  That's it. No written records, no confirmed artifacts, images, or anything. Nada. Zilch. Everything you "know" about druids is almost certainly derived from at best Medieval entertainment like The Cattle Raid of Cooley which is a bit of fiction from 1,000 years after the druids ended. The only other real sources of modern ideas of druids are from 18th Century eccentrics and the Order of Druids, which has nothing to do with history and a great deal to do with being an offshoot of a lodge of Freemasons.
  So - we have no idea what real druids were like and they all vanished long, long before the appearance of Charlemagne and the development of chansons, Romantic literature, etc. Slapping a druid into a vaguely 11th-16th Century Europe themed game is on par with dropping a Mercury space capsule into the same thing, temporally.
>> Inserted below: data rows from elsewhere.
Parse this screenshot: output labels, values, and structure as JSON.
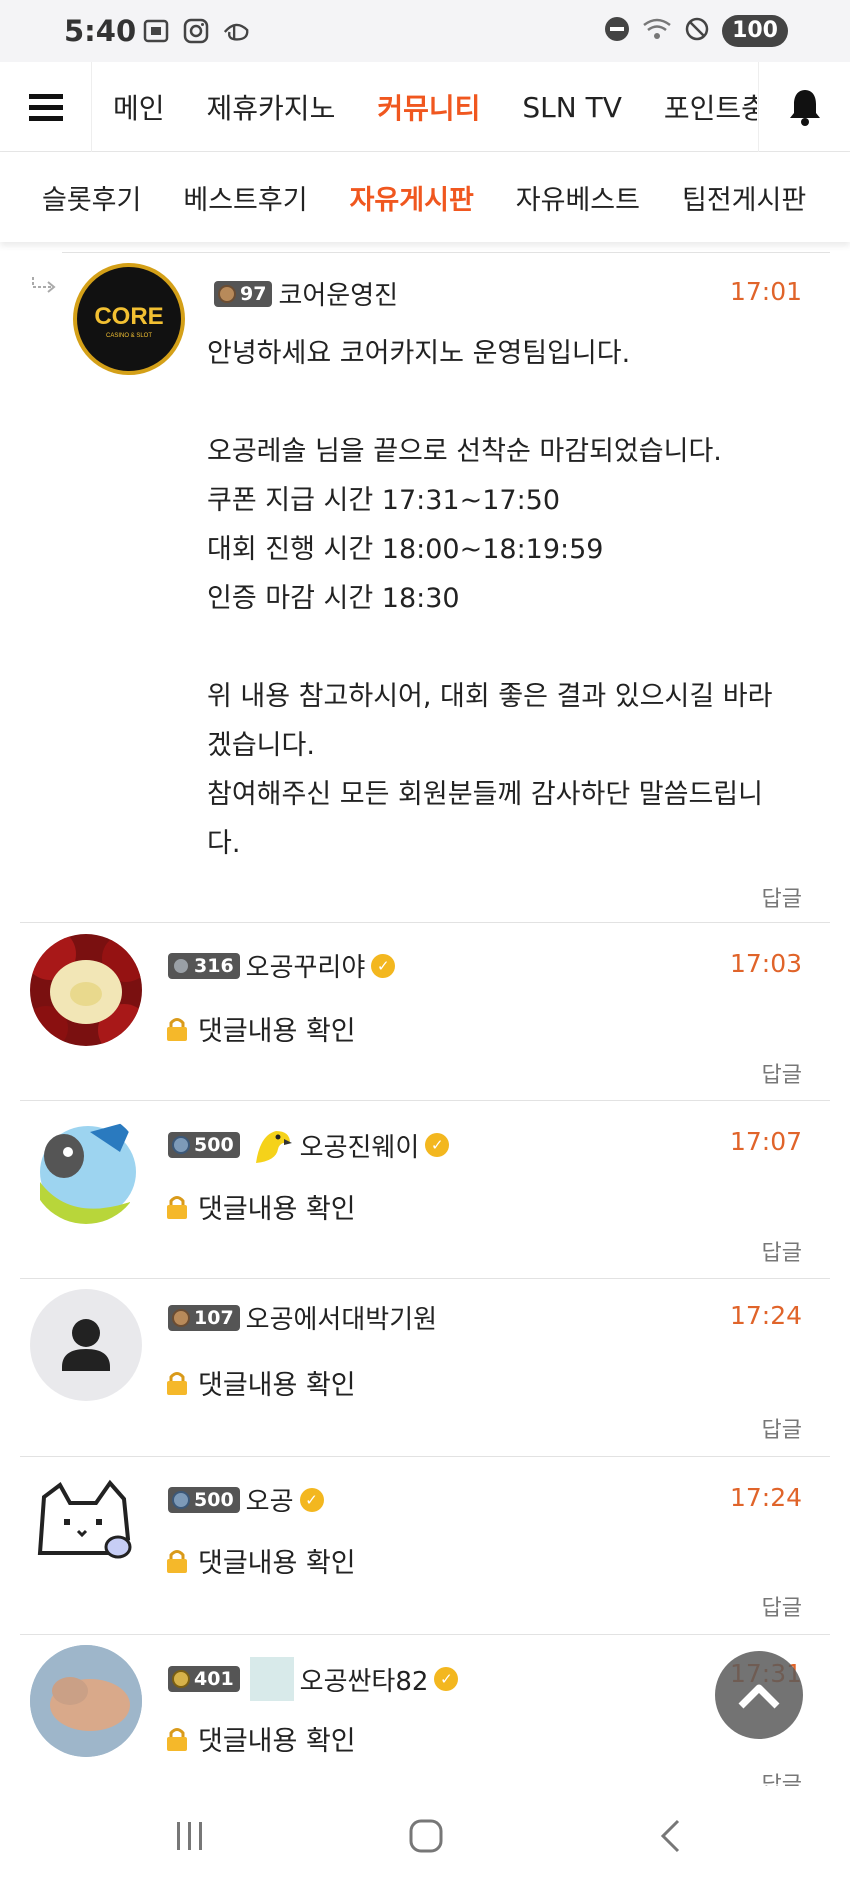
{
  "status_bar": {
    "time": "5:40",
    "battery": "100",
    "left_icons": [
      "screenshot-icon",
      "instagram-icon",
      "disney-icon"
    ],
    "right_icons": [
      "dnd-icon",
      "wifi-icon",
      "blocked-icon"
    ]
  },
  "main_nav": {
    "items": [
      {
        "label": "메인",
        "active": false
      },
      {
        "label": "제휴카지노",
        "active": false
      },
      {
        "label": "커뮤니티",
        "active": true
      },
      {
        "label": "SLN TV",
        "active": false
      },
      {
        "label": "포인트충",
        "active": false
      }
    ]
  },
  "sub_nav": {
    "items": [
      {
        "label": "슬롯후기",
        "active": false
      },
      {
        "label": "베스트후기",
        "active": false
      },
      {
        "label": "자유게시판",
        "active": true
      },
      {
        "label": "자유베스트",
        "active": false
      },
      {
        "label": "팁전게시판",
        "active": false
      }
    ]
  },
  "comments": [
    {
      "level": "97",
      "nickname": "코어운영진",
      "time": "17:01",
      "avatar_text": "CORE",
      "avatar_subtext": "CASINO & SLOT",
      "body": "안녕하세요 코어카지노 운영팀입니다.\n\n오공레솔 님을 끝으로 선착순 마감되었습니다.\n쿠폰 지급 시간 17:31~17:50\n대회 진행 시간 18:00~18:19:59\n인증 마감 시간 18:30\n\n위 내용 참고하시어, 대회 좋은 결과 있으시길 바라\n겠습니다.\n참여해주신 모든 회원분들께 감사하단 말씀드립니\n다.",
      "reply": "답글"
    },
    {
      "level": "316",
      "nickname": "오공꾸리야",
      "time": "17:03",
      "secret_text": "댓글내용 확인",
      "reply": "답글"
    },
    {
      "level": "500",
      "nickname": "오공진웨이",
      "time": "17:07",
      "secret_text": "댓글내용 확인",
      "reply": "답글"
    },
    {
      "level": "107",
      "nickname": "오공에서대박기원",
      "time": "17:24",
      "secret_text": "댓글내용 확인",
      "reply": "답글"
    },
    {
      "level": "500",
      "nickname": "오공",
      "time": "17:24",
      "secret_text": "댓글내용 확인",
      "reply": "답글"
    },
    {
      "level": "401",
      "nickname": "오공싼타82",
      "time": "17:31",
      "secret_text": "댓글내용 확인",
      "reply": "답글"
    }
  ],
  "colors": {
    "accent": "#f0571f",
    "time": "#e0642a",
    "verified": "#f3b71f"
  }
}
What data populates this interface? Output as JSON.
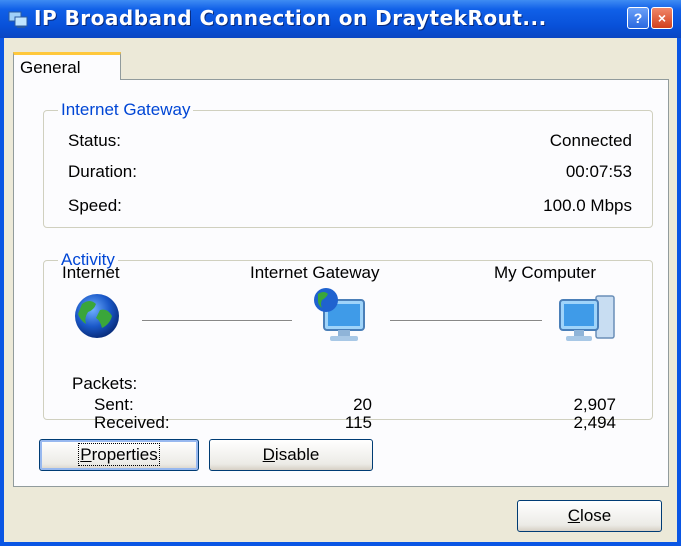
{
  "window": {
    "title": "IP Broadband Connection on DraytekRout...",
    "help_label": "?",
    "close_label": "×"
  },
  "tabs": [
    {
      "label": "General"
    }
  ],
  "gateway": {
    "legend": "Internet Gateway",
    "rows": [
      {
        "label": "Status:",
        "value": "Connected"
      },
      {
        "label": "Duration:",
        "value": "00:07:53"
      },
      {
        "label": "Speed:",
        "value": "100.0 Mbps"
      }
    ]
  },
  "activity": {
    "legend": "Activity",
    "nodes": [
      {
        "label": "Internet",
        "icon": "globe-icon"
      },
      {
        "label": "Internet Gateway",
        "icon": "gateway-computer-icon"
      },
      {
        "label": "My Computer",
        "icon": "computer-icon"
      }
    ],
    "packets_label": "Packets:",
    "sent_label": "Sent:",
    "received_label": "Received:",
    "gateway_sent": "20",
    "gateway_received": "115",
    "computer_sent": "2,907",
    "computer_received": "2,494"
  },
  "buttons": {
    "properties": {
      "mnemonic": "P",
      "rest": "roperties"
    },
    "disable": {
      "mnemonic": "D",
      "rest": "isable"
    },
    "close": {
      "mnemonic": "C",
      "rest": "lose"
    }
  },
  "colors": {
    "titlebar": "#0a56e4",
    "legend": "#0046d5",
    "dialog_bg": "#ece9d8"
  }
}
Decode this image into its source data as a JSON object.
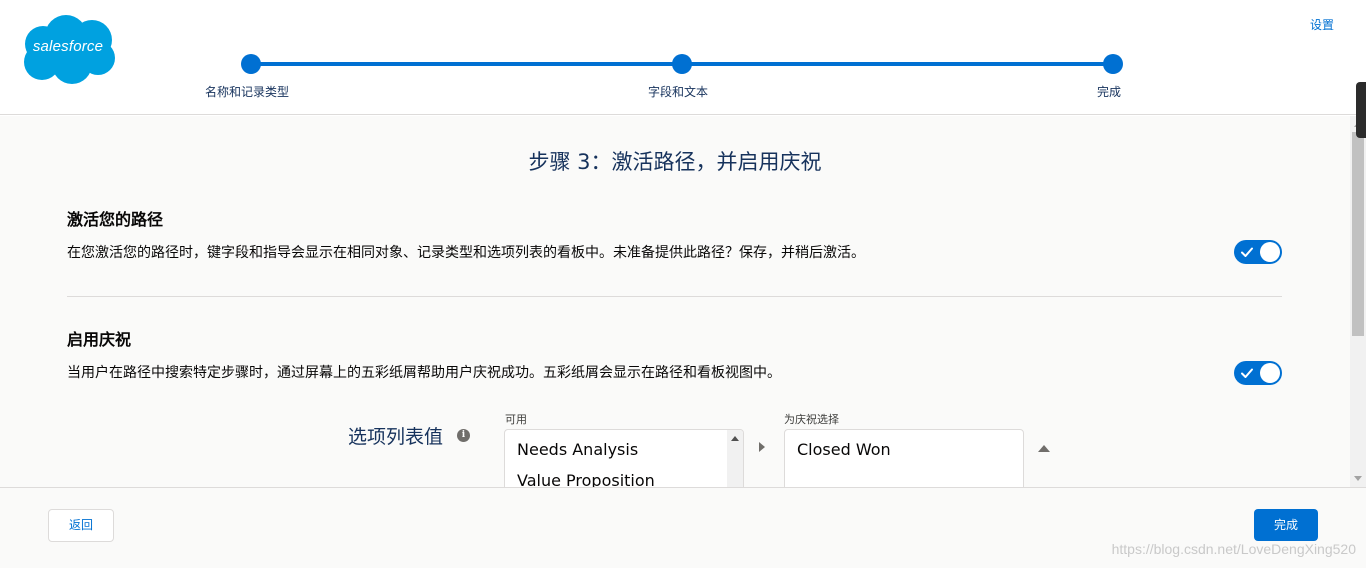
{
  "header": {
    "logo_text": "salesforce",
    "settings_link": "设置",
    "steps": [
      {
        "label": "名称和记录类型"
      },
      {
        "label": "字段和文本"
      },
      {
        "label": "完成"
      }
    ]
  },
  "main": {
    "title": "步骤 3：激活路径，并启用庆祝",
    "activate_section": {
      "heading": "激活您的路径",
      "description": "在您激活您的路径时，键字段和指导会显示在相同对象、记录类型和选项列表的看板中。未准备提供此路径？保存，并稍后激活。",
      "toggle_on": true
    },
    "celebration_section": {
      "heading": "启用庆祝",
      "description": "当用户在路径中搜索特定步骤时，通过屏幕上的五彩纸屑帮助用户庆祝成功。五彩纸屑会显示在路径和看板视图中。",
      "toggle_on": true
    },
    "picklist": {
      "label": "选项列表值",
      "available_caption": "可用",
      "available_items": [
        "Needs Analysis",
        "Value Proposition"
      ],
      "selected_caption": "为庆祝选择",
      "selected_items": [
        "Closed Won"
      ]
    }
  },
  "footer": {
    "back_label": "返回",
    "finish_label": "完成",
    "watermark": "https://blog.csdn.net/LoveDengXing520"
  },
  "colors": {
    "brand_blue": "#0070d2",
    "logo_blue": "#00a1e0",
    "text_dark": "#16325c"
  },
  "icons": [
    "salesforce-logo",
    "check-icon",
    "info-icon",
    "chevron-right-icon",
    "chevron-up-icon"
  ]
}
  But I am not aware of anyone dropping druids from their 1e game because they don't belong there.

  What druids do very well is act as 'something exotic' in the game; a peek into an older world. Monks, to me, are much the same. The world is big (trust me, it is bigger than you think) why not have an Oriental monk visit from a distant land?

  Another plaint is "they aren't realistic". No, they aren't. Neither is a guy casting Fireball nor a raid by orcs looking for halfling slaves.

  Lastly, the great thing about the over-the-top, unrealistic martial arts stuff is that its genre, now called wuxia, is both cool and old. Stories about wandering martial artists with damn-near superhero level skills fighting evil are as old and integral to China as knights in armor, etc., are to Europe. The movies I love so much are based on many years of books and novels in the same general vein, just like westerns and books like Ivanhoe. I love being able to tap into that and add it to my game.

  Next: Monk Super Senses and Abilities